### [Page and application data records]
================================
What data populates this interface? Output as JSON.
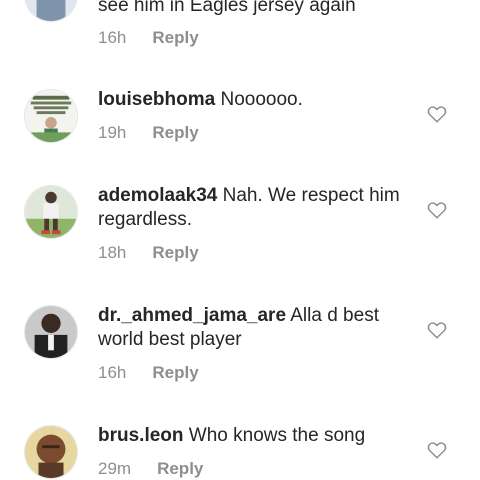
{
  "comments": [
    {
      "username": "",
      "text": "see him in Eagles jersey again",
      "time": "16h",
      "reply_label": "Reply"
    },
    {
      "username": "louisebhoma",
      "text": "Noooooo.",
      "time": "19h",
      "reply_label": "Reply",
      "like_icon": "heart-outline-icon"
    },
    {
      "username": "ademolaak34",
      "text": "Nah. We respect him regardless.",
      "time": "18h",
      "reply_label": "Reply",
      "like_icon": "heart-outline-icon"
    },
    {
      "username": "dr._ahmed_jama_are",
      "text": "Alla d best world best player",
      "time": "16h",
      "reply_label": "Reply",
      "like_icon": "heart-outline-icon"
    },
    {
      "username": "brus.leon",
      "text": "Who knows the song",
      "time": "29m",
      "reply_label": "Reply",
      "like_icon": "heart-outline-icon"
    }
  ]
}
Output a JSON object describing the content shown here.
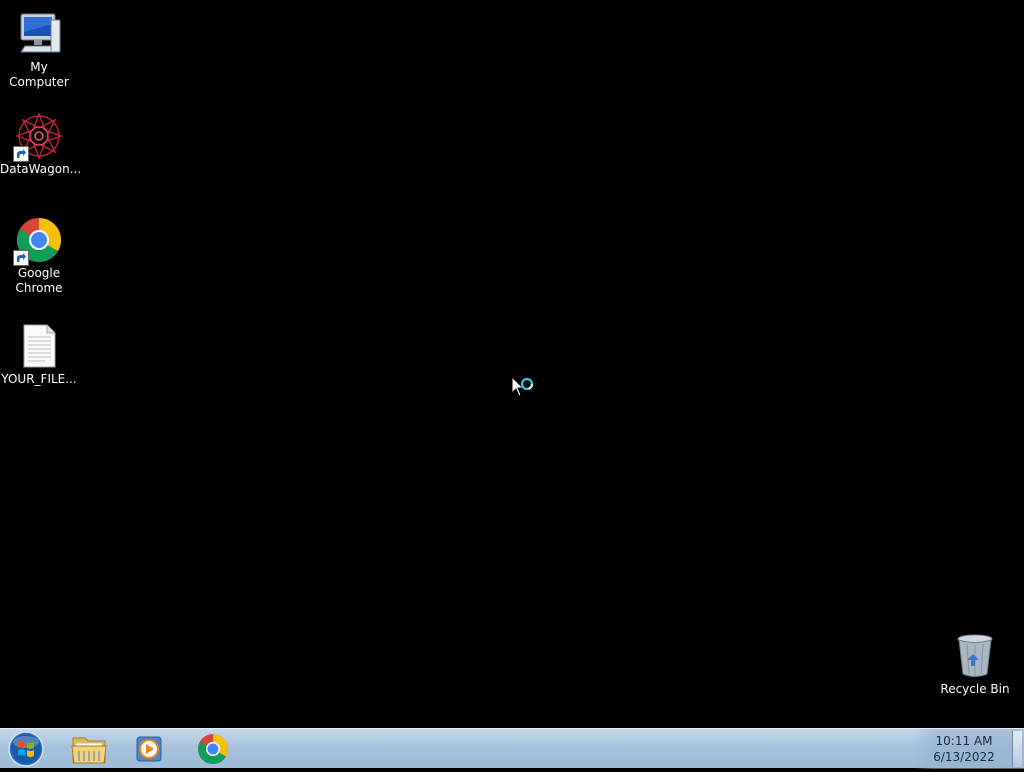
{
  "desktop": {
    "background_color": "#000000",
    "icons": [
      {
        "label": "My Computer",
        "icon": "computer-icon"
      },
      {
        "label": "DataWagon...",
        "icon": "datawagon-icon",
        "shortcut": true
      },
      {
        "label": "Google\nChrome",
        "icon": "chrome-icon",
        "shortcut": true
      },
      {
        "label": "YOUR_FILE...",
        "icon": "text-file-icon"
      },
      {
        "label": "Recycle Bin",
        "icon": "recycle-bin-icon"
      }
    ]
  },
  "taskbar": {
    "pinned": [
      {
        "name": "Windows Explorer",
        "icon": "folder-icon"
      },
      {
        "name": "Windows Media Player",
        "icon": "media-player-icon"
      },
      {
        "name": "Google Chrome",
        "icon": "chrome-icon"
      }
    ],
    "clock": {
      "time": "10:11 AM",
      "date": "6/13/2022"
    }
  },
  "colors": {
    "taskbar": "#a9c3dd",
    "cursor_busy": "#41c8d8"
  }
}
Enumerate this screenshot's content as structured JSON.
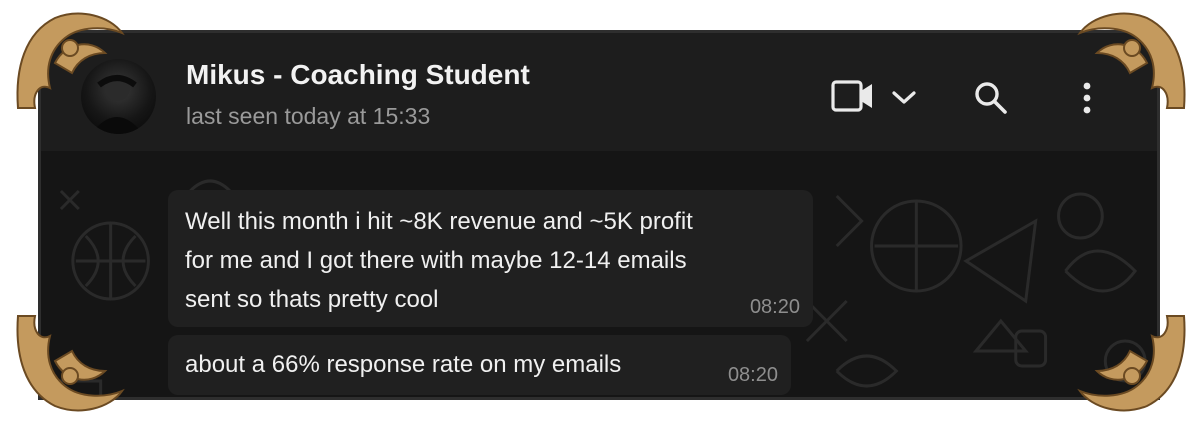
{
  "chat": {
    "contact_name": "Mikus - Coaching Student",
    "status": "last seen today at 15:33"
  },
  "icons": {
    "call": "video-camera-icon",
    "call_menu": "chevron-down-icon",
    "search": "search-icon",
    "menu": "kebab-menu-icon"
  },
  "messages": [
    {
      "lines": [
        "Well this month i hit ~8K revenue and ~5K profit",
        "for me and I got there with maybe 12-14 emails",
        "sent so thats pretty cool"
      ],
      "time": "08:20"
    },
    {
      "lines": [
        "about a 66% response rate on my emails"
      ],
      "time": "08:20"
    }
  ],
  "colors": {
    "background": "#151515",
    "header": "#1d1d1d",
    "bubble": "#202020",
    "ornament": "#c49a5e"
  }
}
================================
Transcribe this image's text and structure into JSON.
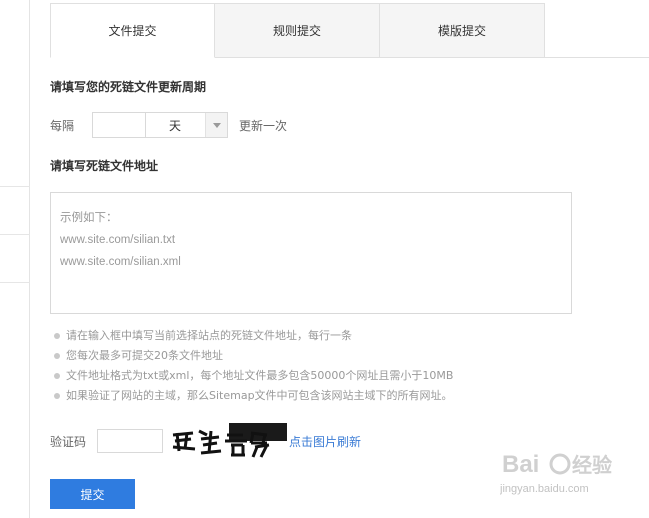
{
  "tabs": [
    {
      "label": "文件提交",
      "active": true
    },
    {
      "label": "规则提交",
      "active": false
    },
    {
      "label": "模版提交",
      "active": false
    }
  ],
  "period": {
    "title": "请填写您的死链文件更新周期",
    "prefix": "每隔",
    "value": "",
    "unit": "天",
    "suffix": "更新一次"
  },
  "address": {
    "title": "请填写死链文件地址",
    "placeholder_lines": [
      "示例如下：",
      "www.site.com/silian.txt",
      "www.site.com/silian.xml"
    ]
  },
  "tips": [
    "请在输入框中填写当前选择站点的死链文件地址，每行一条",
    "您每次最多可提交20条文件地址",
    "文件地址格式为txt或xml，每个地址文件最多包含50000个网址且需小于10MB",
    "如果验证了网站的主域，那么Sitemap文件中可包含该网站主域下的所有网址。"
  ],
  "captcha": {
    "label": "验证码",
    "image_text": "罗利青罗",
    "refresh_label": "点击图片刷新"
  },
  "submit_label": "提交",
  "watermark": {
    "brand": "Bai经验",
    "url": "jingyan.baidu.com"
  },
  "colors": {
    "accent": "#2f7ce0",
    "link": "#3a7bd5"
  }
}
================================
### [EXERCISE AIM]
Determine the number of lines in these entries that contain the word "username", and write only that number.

### [RESPONSE]
5